--- Recorded data ---
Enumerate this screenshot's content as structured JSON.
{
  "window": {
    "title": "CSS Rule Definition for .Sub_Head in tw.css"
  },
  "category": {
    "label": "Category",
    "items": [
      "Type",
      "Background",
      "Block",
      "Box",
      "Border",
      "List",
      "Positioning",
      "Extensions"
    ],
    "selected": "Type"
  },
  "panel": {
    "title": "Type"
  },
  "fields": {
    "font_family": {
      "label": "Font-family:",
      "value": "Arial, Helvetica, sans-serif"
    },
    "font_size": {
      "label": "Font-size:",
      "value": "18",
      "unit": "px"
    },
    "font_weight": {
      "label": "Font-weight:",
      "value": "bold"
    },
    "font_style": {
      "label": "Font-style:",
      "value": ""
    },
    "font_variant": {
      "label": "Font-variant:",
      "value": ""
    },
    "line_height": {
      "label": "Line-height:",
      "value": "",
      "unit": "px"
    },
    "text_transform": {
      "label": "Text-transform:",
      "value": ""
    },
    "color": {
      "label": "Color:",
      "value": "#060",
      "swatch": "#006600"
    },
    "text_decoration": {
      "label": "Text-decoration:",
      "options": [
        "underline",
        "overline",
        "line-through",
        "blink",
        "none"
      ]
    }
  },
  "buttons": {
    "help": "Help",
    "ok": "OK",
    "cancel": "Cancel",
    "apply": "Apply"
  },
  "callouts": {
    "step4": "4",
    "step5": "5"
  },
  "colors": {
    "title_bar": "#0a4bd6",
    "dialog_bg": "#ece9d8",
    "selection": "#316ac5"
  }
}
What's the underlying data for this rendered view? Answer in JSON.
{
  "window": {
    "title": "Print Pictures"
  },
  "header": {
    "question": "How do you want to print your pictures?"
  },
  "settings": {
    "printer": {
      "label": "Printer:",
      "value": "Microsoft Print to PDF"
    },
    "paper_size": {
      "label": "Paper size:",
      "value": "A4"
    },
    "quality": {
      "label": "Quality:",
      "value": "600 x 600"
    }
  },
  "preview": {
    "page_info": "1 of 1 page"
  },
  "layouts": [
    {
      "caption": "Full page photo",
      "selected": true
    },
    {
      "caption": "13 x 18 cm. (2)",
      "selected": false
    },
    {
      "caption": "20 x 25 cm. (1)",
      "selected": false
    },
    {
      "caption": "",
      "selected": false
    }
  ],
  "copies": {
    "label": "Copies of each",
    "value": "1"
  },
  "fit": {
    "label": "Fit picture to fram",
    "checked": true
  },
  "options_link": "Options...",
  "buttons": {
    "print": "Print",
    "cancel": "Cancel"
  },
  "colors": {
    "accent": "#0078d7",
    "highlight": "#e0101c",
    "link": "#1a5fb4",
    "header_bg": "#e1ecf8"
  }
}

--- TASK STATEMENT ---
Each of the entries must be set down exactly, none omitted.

--- RESPONSE AREA ---
Enumerate this screenshot's content as structured JSON.
{
  "window": {
    "title": "CSS Rule Definition for .Sub_Head in tw.css"
  },
  "category": {
    "label": "Category",
    "items": [
      "Type",
      "Background",
      "Block",
      "Box",
      "Border",
      "List",
      "Positioning",
      "Extensions"
    ],
    "selected": "Type"
  },
  "panel": {
    "title": "Type"
  },
  "fields": {
    "font_family": {
      "label": "Font-family:",
      "value": "Arial, Helvetica, sans-serif"
    },
    "font_size": {
      "label": "Font-size:",
      "value": "18",
      "unit": "px"
    },
    "font_weight": {
      "label": "Font-weight:",
      "value": "bold"
    },
    "font_style": {
      "label": "Font-style:",
      "value": ""
    },
    "font_variant": {
      "label": "Font-variant:",
      "value": ""
    },
    "line_height": {
      "label": "Line-height:",
      "value": "",
      "unit": "px"
    },
    "text_transform": {
      "label": "Text-transform:",
      "value": ""
    },
    "color": {
      "label": "Color:",
      "value": "#060",
      "swatch": "#006600"
    },
    "text_decoration": {
      "label": "Text-decoration:",
      "options": [
        "underline",
        "overline",
        "line-through",
        "blink",
        "none"
      ]
    }
  },
  "buttons": {
    "help": "Help",
    "ok": "OK",
    "cancel": "Cancel",
    "apply": "Apply"
  },
  "callouts": {
    "step4": "4",
    "step5": "5"
  },
  "colors": {
    "title_bar": "#0a4bd6",
    "dialog_bg": "#ece9d8",
    "selection": "#316ac5"
  }
}
What's the underlying data for this rendered view? Answer in JSON.
{
  "window": {
    "title": "Print Pictures"
  },
  "header": {
    "question": "How do you want to print your pictures?"
  },
  "settings": {
    "printer": {
      "label": "Printer:",
      "value": "Microsoft Print to PDF"
    },
    "paper_size": {
      "label": "Paper size:",
      "value": "A4"
    },
    "quality": {
      "label": "Quality:",
      "value": "600 x 600"
    }
  },
  "preview": {
    "page_info": "1 of 1 page"
  },
  "layouts": [
    {
      "caption": "Full page photo",
      "selected": true
    },
    {
      "caption": "13 x 18 cm. (2)",
      "selected": false
    },
    {
      "caption": "20 x 25 cm. (1)",
      "selected": false
    },
    {
      "caption": "",
      "selected": false
    }
  ],
  "copies": {
    "label": "Copies of each",
    "value": "1"
  },
  "fit": {
    "label": "Fit picture to fram",
    "checked": true
  },
  "options_link": "Options...",
  "buttons": {
    "print": "Print",
    "cancel": "Cancel"
  },
  "colors": {
    "accent": "#0078d7",
    "highlight": "#e0101c",
    "link": "#1a5fb4",
    "header_bg": "#e1ecf8"
  }
}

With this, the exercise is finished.